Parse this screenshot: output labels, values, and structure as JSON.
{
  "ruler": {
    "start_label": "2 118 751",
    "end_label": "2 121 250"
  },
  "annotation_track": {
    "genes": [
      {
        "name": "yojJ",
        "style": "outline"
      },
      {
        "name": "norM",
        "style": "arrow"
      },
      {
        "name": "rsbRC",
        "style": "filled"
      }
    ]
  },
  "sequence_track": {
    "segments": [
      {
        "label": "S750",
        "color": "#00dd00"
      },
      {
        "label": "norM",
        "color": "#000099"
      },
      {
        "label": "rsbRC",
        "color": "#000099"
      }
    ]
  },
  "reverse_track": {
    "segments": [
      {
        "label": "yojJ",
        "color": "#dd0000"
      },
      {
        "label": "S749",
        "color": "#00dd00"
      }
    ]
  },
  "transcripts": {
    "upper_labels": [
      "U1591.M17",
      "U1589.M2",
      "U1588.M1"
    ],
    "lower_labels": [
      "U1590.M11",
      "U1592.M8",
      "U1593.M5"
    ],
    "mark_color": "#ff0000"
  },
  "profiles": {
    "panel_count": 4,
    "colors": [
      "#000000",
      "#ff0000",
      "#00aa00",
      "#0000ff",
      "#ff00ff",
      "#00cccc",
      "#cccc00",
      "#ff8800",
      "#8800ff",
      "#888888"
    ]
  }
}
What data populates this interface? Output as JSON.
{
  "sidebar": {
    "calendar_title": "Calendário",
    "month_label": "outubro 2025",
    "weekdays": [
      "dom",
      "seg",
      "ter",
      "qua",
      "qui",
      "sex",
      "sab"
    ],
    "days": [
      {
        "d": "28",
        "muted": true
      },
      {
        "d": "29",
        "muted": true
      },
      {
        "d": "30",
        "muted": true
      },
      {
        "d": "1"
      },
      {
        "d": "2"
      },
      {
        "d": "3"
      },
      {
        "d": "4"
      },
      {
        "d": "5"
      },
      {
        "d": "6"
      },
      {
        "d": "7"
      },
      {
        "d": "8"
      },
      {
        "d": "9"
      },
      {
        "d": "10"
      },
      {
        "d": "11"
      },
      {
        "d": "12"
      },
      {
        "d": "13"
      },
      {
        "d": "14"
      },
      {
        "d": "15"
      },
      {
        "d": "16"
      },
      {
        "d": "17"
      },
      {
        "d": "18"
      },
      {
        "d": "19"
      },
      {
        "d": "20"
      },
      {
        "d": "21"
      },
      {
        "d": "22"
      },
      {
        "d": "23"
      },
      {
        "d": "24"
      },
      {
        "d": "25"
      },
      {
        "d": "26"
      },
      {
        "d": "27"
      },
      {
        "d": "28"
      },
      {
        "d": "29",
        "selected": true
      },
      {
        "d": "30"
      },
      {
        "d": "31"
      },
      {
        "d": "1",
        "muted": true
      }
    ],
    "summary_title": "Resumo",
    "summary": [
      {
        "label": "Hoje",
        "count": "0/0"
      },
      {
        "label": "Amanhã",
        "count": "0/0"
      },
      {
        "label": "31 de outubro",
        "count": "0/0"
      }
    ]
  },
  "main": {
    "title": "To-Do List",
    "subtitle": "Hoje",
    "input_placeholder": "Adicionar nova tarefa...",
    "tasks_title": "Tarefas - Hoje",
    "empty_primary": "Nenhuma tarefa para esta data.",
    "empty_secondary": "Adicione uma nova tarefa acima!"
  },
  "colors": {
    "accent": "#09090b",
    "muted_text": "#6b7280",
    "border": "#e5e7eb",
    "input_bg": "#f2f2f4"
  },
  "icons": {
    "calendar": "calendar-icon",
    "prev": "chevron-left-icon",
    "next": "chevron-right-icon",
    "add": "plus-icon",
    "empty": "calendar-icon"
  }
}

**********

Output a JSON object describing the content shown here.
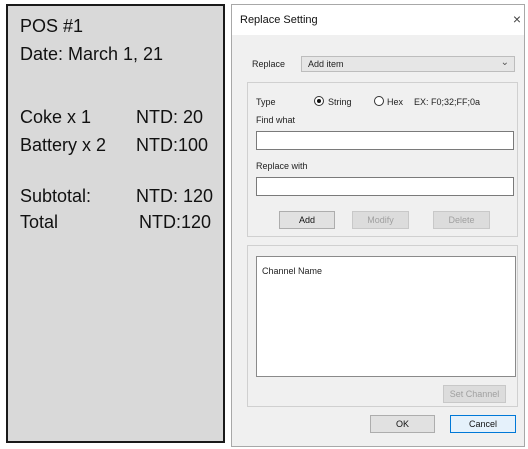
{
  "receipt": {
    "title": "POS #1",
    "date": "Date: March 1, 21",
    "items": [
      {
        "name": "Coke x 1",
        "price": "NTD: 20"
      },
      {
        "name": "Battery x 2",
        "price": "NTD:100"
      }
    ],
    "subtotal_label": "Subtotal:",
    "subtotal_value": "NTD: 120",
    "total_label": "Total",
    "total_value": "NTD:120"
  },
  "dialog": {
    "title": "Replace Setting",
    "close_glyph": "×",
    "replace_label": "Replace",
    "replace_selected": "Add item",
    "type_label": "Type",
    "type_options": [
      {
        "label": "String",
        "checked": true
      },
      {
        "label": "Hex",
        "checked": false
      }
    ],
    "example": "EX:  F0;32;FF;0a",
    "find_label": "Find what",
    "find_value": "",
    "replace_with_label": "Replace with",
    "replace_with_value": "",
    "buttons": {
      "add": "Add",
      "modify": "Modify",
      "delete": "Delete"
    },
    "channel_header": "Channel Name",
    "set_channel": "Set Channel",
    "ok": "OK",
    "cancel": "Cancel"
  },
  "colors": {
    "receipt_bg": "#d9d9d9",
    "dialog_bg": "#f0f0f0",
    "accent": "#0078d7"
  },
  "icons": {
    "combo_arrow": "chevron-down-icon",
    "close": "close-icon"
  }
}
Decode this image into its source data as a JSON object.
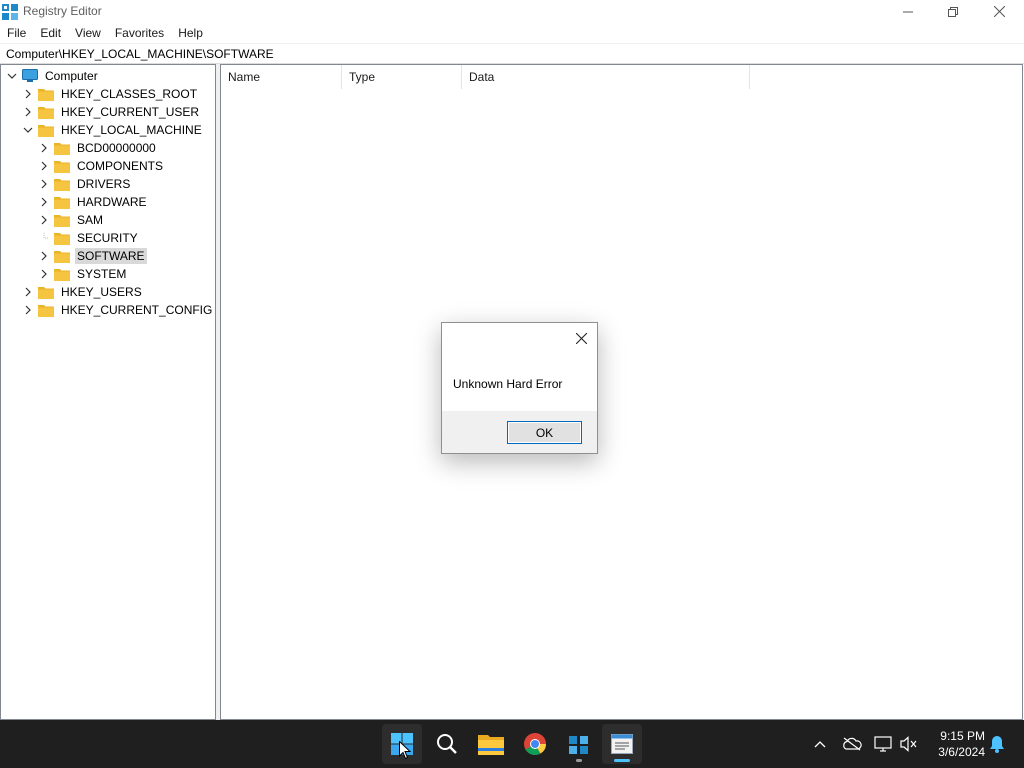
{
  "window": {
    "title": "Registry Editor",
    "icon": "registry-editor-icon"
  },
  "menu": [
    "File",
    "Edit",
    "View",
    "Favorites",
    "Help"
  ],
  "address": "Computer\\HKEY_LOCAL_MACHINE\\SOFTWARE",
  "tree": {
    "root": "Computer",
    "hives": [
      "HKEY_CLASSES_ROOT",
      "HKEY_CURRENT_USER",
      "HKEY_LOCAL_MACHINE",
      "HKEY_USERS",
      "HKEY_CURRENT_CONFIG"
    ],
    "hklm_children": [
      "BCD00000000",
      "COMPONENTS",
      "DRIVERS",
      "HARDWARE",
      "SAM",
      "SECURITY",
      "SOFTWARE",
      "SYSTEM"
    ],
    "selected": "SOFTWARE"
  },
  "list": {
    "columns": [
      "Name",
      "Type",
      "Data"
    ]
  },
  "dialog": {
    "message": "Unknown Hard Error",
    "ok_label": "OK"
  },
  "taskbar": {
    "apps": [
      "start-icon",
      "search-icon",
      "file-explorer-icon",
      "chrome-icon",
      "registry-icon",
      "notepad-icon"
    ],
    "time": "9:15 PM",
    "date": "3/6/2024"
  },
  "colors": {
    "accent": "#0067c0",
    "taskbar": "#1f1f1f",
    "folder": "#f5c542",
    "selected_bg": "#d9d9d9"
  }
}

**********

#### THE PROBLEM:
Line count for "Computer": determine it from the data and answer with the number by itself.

#### EXERCISE OUTPUT:
2